Sprains occur when you stretch or tear a ligament, a tough band of fibrous tissue that attaches one bone to another at a joint, such as the ankle or knee. You'll feel sharp pain, especially if you try to use the joint, and it may swell and turn black and blue.
A sprain can take anywhere from two to eight weeks to heal completely. Rosemary Agostini, M.D., clinical assistant professor of orthopedics at the University of Washington School of Medicine and a sports medicine and family practice physician at the Virginia Mason Medical
Center, both in Seattle, says that if you can take more than three steps, you may be able to care for the sprain yourself.
When To See A Doctor
If you sprain your knee, ankle or another joint so badly that you experience extreme pain and cannot take even three steps on it, or if the injured joint looks disfigured, go to a hospital emergency room or an urgent care center, says Rosemary Agostini, M.D., clinical assistant professor of orthopedics at the University of Washington School of Medicine and a sports medicine and family practice physician at the Virginia Mason Medical Center, both in Seattle. It might be a fracture.
First, rest. "If it's painful, don't put weight on the injured joint," says Dr. Agostini.
Ice it, ice it, ice it. "Immediately ice a sprain to relieve the pain and decrease the swelling," says Dr. Agostini. Keep the ice on for 20 minutes and reapply three or four times a day until pain and swelling has decreased.
Make sure that you wrap the ice in a cloth so that it isn't in direct contact with your skin, and you don't end up with frostbite.
Elevate the sprained joint. To reduce pain and swelling, you should raise your sprained joint above heart level, says Dr. Agostini.
Bandage it. Wrapping your sprained joint with an Ace-type bandage will compress the area around your joint and decrease the swelling, says Dr. Agostini. The wrapping should be snug around the joint, but not so tight that your blood can't circulate freely.

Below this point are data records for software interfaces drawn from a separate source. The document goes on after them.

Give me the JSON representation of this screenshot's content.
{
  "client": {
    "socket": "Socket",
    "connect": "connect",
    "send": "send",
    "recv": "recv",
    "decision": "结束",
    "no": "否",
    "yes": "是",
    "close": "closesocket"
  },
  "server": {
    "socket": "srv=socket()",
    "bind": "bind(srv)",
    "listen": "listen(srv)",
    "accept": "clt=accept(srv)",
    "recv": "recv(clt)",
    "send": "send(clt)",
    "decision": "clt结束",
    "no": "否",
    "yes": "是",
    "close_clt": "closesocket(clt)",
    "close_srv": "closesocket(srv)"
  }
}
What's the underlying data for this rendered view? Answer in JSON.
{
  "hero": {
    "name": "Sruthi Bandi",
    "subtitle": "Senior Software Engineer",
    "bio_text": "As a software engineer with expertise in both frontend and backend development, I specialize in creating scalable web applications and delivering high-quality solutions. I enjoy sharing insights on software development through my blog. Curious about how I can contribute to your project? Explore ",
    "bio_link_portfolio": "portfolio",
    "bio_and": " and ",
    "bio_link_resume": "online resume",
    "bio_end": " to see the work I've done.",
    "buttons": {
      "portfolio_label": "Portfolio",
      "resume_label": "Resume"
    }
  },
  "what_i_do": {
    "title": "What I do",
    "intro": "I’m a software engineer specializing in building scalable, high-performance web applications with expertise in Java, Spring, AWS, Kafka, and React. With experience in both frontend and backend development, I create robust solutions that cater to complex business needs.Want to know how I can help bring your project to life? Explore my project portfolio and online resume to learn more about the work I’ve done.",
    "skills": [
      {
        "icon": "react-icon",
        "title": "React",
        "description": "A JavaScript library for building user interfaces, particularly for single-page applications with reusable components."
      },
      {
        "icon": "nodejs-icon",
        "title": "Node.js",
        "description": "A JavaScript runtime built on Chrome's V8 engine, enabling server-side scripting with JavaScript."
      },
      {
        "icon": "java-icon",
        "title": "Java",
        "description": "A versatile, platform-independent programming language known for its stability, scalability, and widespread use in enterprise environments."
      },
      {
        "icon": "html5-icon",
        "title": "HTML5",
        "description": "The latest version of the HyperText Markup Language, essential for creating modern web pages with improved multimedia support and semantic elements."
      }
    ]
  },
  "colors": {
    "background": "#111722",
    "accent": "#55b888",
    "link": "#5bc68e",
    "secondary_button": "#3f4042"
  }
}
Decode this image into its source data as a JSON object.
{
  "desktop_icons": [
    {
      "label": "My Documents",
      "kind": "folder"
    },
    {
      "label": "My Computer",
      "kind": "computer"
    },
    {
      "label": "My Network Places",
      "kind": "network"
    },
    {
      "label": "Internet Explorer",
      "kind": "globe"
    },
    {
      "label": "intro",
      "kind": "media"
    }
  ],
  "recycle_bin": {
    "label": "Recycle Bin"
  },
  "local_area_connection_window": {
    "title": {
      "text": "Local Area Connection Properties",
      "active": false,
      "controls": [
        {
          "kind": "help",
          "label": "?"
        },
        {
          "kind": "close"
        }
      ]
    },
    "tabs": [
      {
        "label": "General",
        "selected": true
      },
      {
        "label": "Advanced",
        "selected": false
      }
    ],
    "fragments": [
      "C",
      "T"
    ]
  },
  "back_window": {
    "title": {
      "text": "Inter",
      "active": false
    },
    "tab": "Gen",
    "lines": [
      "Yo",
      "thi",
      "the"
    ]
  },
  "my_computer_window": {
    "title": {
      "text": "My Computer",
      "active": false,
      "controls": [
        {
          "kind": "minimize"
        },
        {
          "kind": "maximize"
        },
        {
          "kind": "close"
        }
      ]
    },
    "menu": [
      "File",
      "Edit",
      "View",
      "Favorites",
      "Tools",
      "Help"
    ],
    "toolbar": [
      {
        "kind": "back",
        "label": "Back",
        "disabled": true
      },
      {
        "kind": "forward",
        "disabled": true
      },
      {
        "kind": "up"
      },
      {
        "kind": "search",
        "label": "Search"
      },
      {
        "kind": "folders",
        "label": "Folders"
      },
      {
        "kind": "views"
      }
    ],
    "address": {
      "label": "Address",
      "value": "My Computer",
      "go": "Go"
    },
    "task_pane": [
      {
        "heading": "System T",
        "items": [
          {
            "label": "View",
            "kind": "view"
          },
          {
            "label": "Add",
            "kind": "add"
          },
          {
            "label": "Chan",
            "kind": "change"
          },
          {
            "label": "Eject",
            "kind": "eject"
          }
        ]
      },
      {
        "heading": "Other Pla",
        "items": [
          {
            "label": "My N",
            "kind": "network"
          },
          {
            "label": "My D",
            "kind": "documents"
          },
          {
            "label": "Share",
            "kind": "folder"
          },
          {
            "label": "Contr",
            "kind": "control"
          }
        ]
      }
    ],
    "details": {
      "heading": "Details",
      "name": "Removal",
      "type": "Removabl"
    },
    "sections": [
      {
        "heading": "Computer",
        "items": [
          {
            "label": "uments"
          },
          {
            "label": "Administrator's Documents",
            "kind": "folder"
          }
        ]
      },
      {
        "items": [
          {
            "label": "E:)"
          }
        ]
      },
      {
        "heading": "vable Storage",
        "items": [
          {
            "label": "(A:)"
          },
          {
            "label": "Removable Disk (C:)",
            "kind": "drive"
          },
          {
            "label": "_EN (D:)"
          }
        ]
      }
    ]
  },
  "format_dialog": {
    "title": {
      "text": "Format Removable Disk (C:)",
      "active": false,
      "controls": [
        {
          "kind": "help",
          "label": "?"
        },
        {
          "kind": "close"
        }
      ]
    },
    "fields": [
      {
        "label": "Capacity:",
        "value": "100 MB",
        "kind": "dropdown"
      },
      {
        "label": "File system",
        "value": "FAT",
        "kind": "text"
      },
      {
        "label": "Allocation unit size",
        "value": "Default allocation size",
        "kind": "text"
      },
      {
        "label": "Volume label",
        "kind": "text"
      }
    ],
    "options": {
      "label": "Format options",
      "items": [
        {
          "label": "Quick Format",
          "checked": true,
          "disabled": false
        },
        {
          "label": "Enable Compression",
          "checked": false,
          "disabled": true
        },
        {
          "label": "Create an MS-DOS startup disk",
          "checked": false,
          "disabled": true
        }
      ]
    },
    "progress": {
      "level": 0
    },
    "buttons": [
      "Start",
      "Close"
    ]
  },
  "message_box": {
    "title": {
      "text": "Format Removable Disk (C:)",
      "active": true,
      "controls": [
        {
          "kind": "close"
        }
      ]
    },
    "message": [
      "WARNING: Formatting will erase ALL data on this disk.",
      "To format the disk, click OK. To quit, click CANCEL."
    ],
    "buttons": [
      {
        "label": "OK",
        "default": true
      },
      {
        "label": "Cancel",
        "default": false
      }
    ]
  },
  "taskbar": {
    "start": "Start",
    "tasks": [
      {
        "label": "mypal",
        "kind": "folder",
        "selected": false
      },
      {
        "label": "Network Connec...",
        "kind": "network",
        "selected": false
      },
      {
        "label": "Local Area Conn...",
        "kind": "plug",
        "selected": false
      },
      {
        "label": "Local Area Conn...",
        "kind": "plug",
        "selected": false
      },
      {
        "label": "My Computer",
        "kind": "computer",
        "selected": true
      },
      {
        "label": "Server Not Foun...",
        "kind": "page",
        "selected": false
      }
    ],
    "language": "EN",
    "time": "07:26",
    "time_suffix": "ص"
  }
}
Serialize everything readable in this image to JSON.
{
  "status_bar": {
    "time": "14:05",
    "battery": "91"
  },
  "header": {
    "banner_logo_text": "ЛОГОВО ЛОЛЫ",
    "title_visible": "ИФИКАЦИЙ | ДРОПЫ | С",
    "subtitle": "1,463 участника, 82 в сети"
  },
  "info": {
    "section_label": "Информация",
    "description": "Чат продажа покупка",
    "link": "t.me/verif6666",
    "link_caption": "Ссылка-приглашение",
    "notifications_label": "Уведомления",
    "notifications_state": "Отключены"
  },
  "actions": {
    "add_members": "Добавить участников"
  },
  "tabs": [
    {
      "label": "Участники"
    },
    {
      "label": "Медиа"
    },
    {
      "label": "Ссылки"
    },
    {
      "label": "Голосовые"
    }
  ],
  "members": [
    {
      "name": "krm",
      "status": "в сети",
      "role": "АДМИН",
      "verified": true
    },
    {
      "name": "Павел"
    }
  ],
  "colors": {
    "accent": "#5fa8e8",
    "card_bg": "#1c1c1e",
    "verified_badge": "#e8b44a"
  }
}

Take a pain reliever. Anti-inflammatories such as aspirin and ibuprofen also will ease the pain, says Stacie Grossfeld, M.D., an orthopedic surgeon at the University of Minnesota in Minneapolis. Use the dosage recommended on the package or ask your physician. If you have a history of peptic ulcers, acetaminophen would be a more appropriate choice, she says.